(App and web page records)
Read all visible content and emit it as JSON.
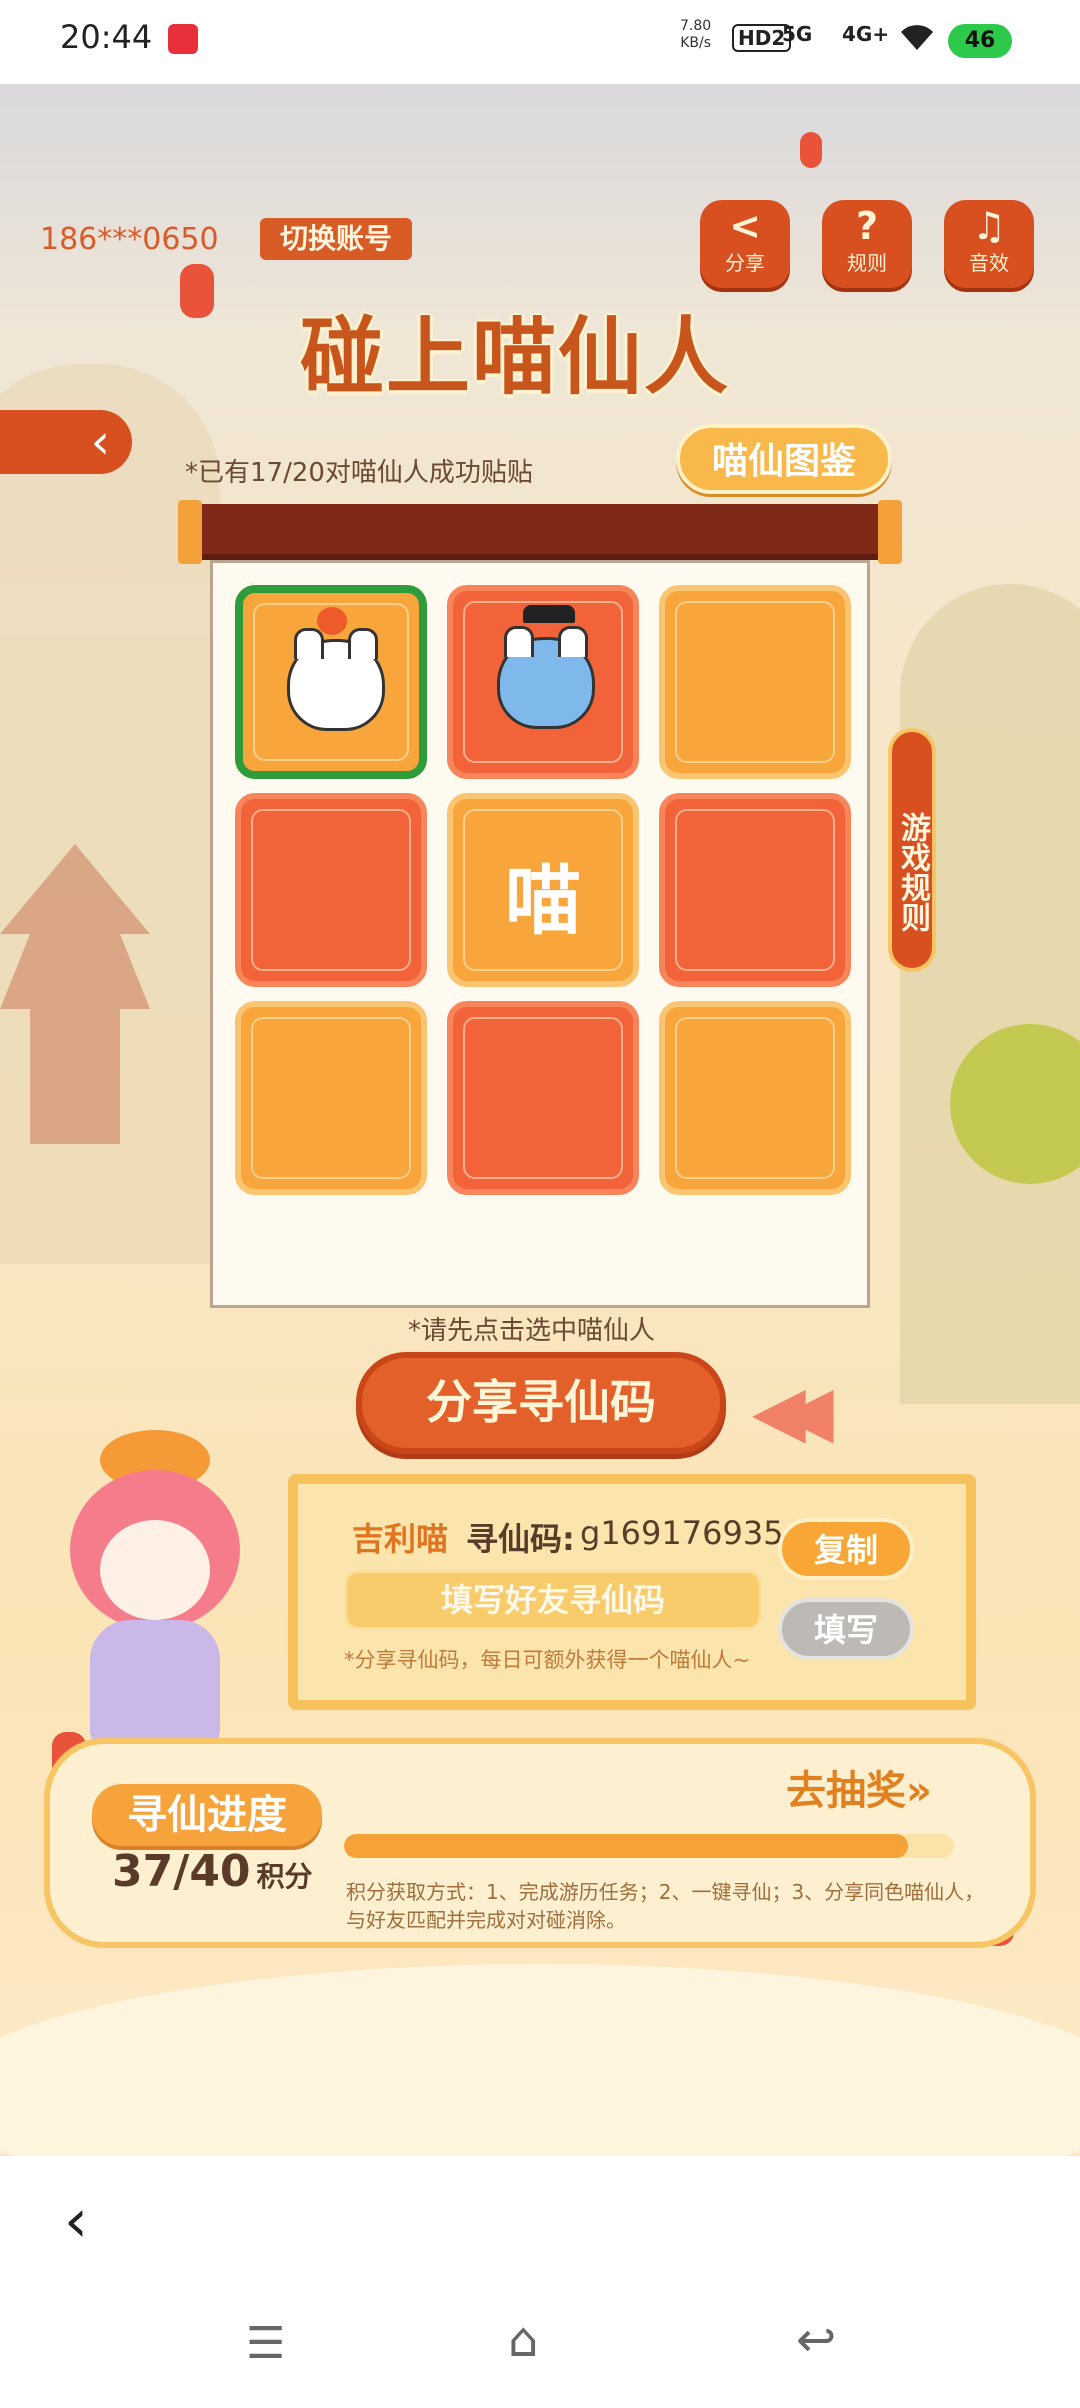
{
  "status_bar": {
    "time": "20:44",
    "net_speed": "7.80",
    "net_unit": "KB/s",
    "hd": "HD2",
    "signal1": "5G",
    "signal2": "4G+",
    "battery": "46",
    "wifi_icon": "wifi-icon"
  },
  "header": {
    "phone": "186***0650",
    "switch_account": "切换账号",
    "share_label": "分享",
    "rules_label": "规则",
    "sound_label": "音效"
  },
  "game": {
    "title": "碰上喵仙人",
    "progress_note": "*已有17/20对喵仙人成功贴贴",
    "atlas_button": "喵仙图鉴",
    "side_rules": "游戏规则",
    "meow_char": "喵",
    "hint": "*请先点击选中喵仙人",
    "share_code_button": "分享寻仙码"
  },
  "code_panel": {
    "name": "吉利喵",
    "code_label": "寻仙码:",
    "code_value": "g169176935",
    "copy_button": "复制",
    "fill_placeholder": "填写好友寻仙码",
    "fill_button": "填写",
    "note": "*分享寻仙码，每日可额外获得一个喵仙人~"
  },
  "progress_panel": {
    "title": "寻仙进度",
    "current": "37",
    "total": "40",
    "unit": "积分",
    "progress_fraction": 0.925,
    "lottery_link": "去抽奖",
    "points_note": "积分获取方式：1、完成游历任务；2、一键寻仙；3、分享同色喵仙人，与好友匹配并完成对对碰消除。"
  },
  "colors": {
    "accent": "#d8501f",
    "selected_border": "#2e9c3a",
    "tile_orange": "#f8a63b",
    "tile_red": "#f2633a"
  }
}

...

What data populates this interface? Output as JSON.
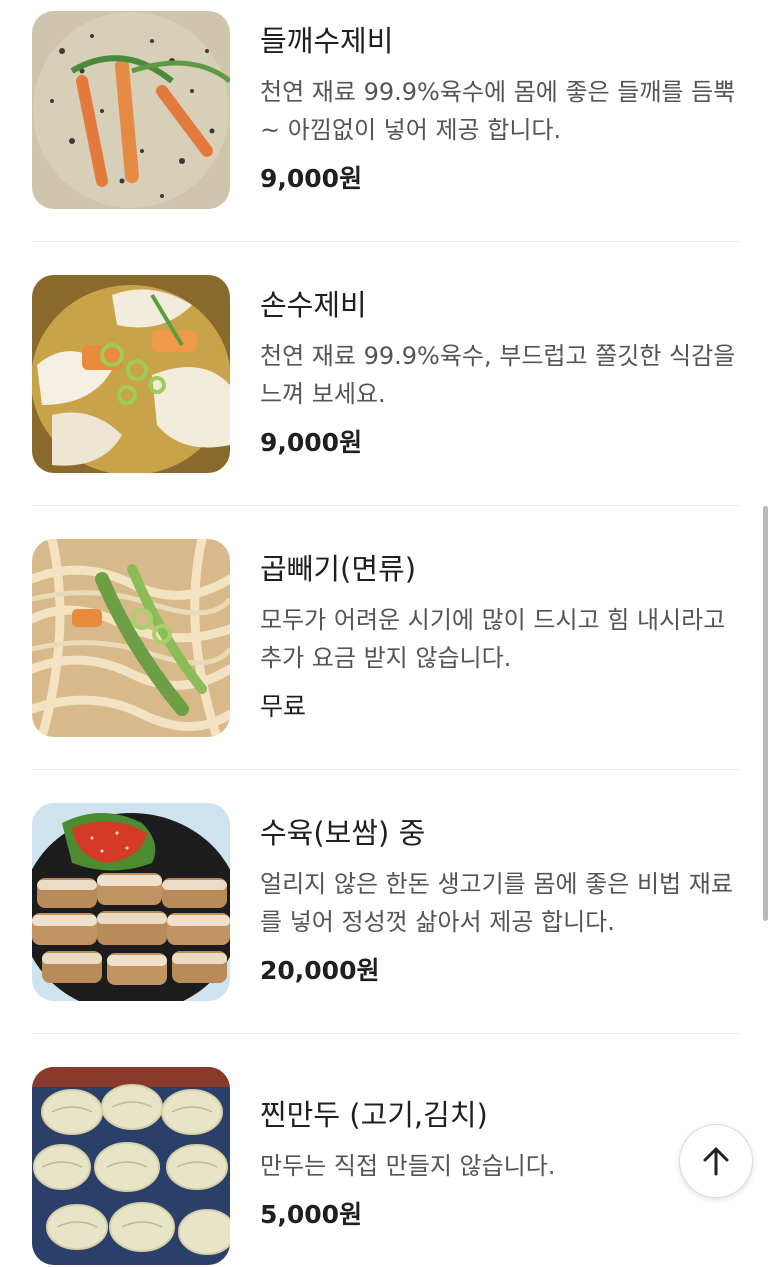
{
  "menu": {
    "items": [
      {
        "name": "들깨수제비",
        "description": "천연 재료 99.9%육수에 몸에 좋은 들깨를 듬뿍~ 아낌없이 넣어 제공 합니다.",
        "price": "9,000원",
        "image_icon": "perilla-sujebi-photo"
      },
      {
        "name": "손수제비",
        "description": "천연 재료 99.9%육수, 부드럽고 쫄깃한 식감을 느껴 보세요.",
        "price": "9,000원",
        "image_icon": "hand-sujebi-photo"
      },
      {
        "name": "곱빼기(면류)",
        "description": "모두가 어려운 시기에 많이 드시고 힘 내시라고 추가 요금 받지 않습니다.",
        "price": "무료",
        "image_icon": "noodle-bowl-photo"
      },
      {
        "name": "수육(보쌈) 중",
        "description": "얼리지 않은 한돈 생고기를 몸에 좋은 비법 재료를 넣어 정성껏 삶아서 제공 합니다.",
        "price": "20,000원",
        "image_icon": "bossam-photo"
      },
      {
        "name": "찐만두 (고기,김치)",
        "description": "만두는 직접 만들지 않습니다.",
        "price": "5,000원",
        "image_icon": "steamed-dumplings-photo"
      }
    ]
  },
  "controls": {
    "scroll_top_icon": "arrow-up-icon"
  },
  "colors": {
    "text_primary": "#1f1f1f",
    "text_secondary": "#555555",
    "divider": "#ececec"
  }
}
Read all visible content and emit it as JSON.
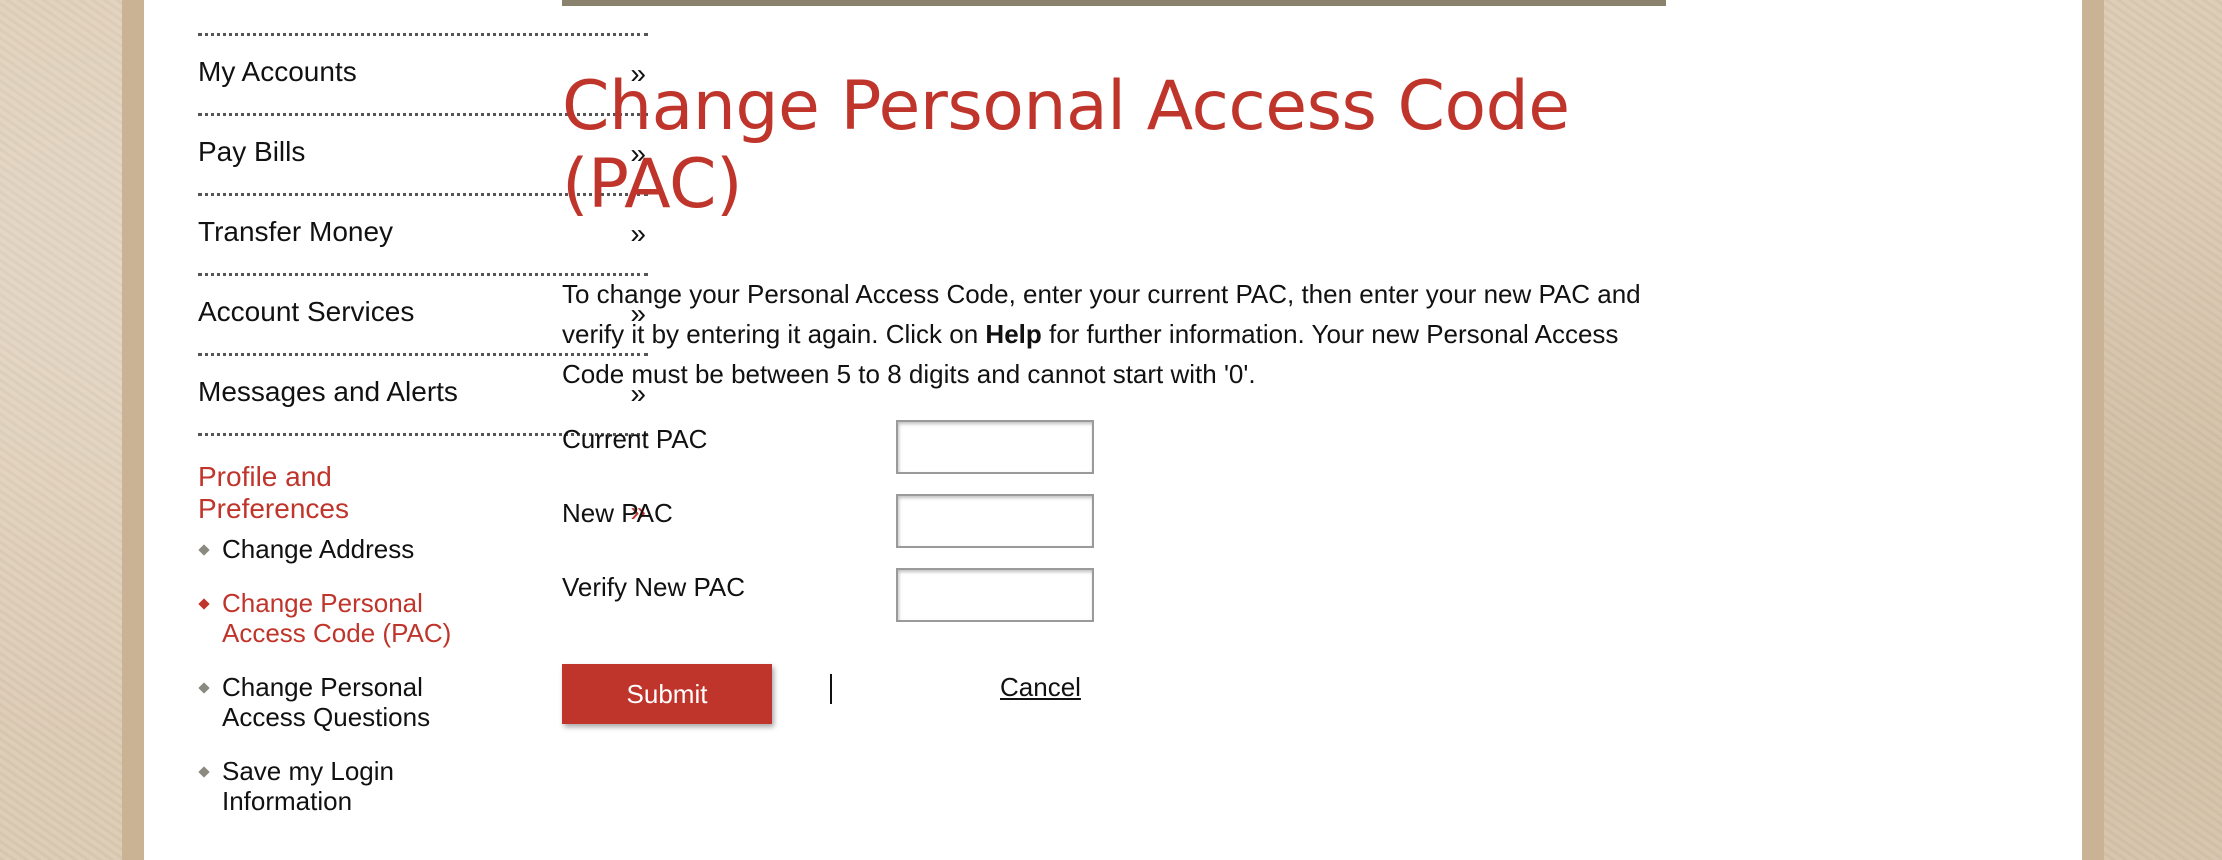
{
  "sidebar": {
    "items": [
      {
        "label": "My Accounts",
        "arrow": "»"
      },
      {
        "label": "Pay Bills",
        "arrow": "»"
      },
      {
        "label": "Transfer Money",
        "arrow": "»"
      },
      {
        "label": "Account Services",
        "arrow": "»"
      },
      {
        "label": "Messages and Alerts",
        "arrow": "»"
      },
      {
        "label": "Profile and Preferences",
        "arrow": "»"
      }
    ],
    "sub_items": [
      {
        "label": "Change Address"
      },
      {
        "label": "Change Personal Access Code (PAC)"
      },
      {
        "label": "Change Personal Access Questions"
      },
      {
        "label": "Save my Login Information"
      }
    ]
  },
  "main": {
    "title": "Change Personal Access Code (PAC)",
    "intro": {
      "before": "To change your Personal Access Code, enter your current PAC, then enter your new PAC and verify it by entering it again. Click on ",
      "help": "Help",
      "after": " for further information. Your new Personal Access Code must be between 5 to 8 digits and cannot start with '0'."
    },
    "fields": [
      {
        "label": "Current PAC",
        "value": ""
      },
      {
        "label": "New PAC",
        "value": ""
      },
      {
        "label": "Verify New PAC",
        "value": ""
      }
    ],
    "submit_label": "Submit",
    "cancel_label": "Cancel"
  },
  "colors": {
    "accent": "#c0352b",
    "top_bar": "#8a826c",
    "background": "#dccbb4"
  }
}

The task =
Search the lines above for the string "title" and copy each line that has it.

Solved problem =
    "title": "碰上喵仙人",
    "title": "寻仙进度",
    "title": "Change Personal Access Code (PAC)",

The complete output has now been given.